Another session I attended with great interest was with Dr. Deborah Perry, an associate professor at the Georgetown University Center for Child and Human Development. Dr. Perry is one of many people working to establish national standards of care for Early Childhood Mental Health Consultation. Her presentation focused on the profoundly disastrous impact of preschool expulsions on the lives of children and how having Early Childhood Mental Health Consultants in the classroom can decrease expulsion rates. Because ACEs can manifest as behavior issues, exasperated preschool teachers often react by expelling routinely disruptive—and likely traumatized—children. Research has proven that rates of school expulsion are consistently lower when teachers have on-site access to a mental health professional for consultation. Consultants like ours can help teachers gain skills and confidence in their abilities to support children’s social and emotional growth, enabling teacher, child, and community to thrive.
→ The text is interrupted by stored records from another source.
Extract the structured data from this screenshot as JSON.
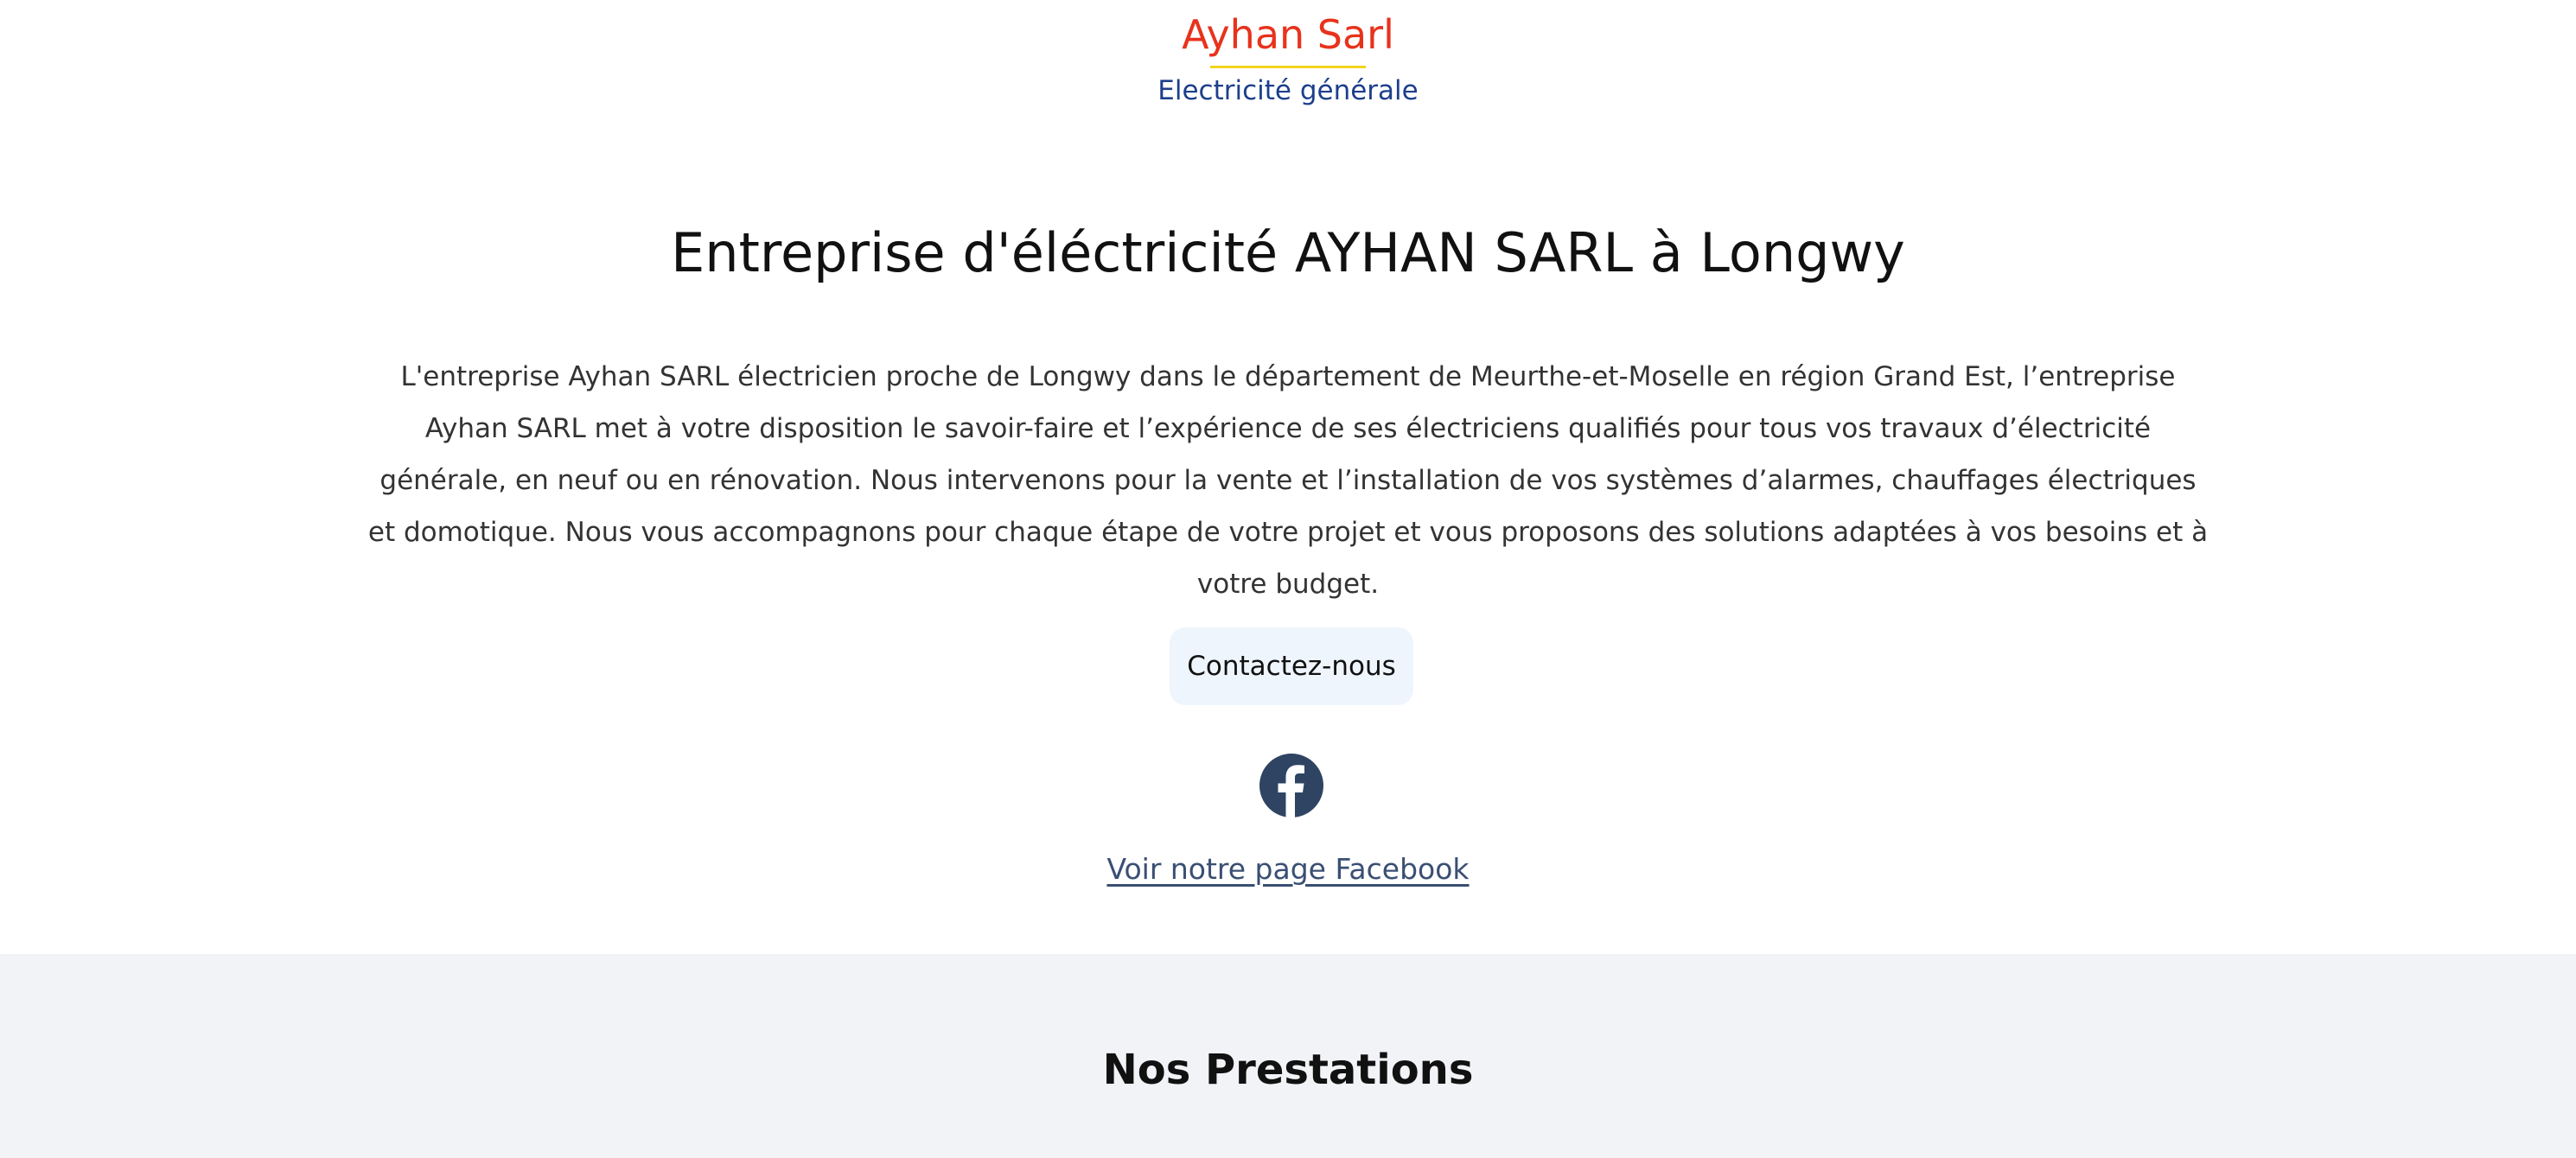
{
  "header": {
    "logo_name": "Ayhan Sarl",
    "logo_tagline": "Electricité générale"
  },
  "hero": {
    "title": "Entreprise d'éléctricité AYHAN SARL à Longwy",
    "description": "L'entreprise Ayhan SARL électricien proche de Longwy dans le département de Meurthe-et-Moselle en région Grand Est, l’entreprise Ayhan SARL met à votre disposition le savoir-faire et l’expérience de ses électriciens qualifiés pour tous vos travaux d’électricité générale, en neuf ou en rénovation. Nous intervenons pour la vente et l’installation de vos systèmes d’alarmes, chauffages électriques et domotique. Nous vous accompagnons pour chaque étape de votre projet et vous proposons des solutions adaptées à vos besoins et à votre budget.",
    "contact_label": "Contactez-nous",
    "facebook_icon": "facebook-icon",
    "facebook_link_label": "Voir notre page Facebook"
  },
  "services": {
    "title": "Nos Prestations"
  },
  "colors": {
    "logo_name": "#e8321c",
    "logo_rule": "#f5d41e",
    "logo_tagline": "#1d3f8b",
    "button_bg": "#eef5fd",
    "facebook_icon": "#2f4463",
    "link": "#3a4f73",
    "section_bg": "#f2f3f6"
  }
}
I came back from the conference feeling very proud that we are already ahead of the curve at JFCS East Bay. Our preschool consultation services bring our early childhood experts into schools to provide guidance to teachers and parents on childhood trauma, child development, behavioral issues, and positive discipline. We are currently serving twenty-six under-resourced preschools in Oakland and other areas of Alameda County. It was invigorating to learn that the approach we have long taken in providing these services is gaining momentum across the country. Everyone deserves a strong start in life, and we will continue working steadfastly toward that goal.

—Carol Singer, LCSW, Director of Clinical Services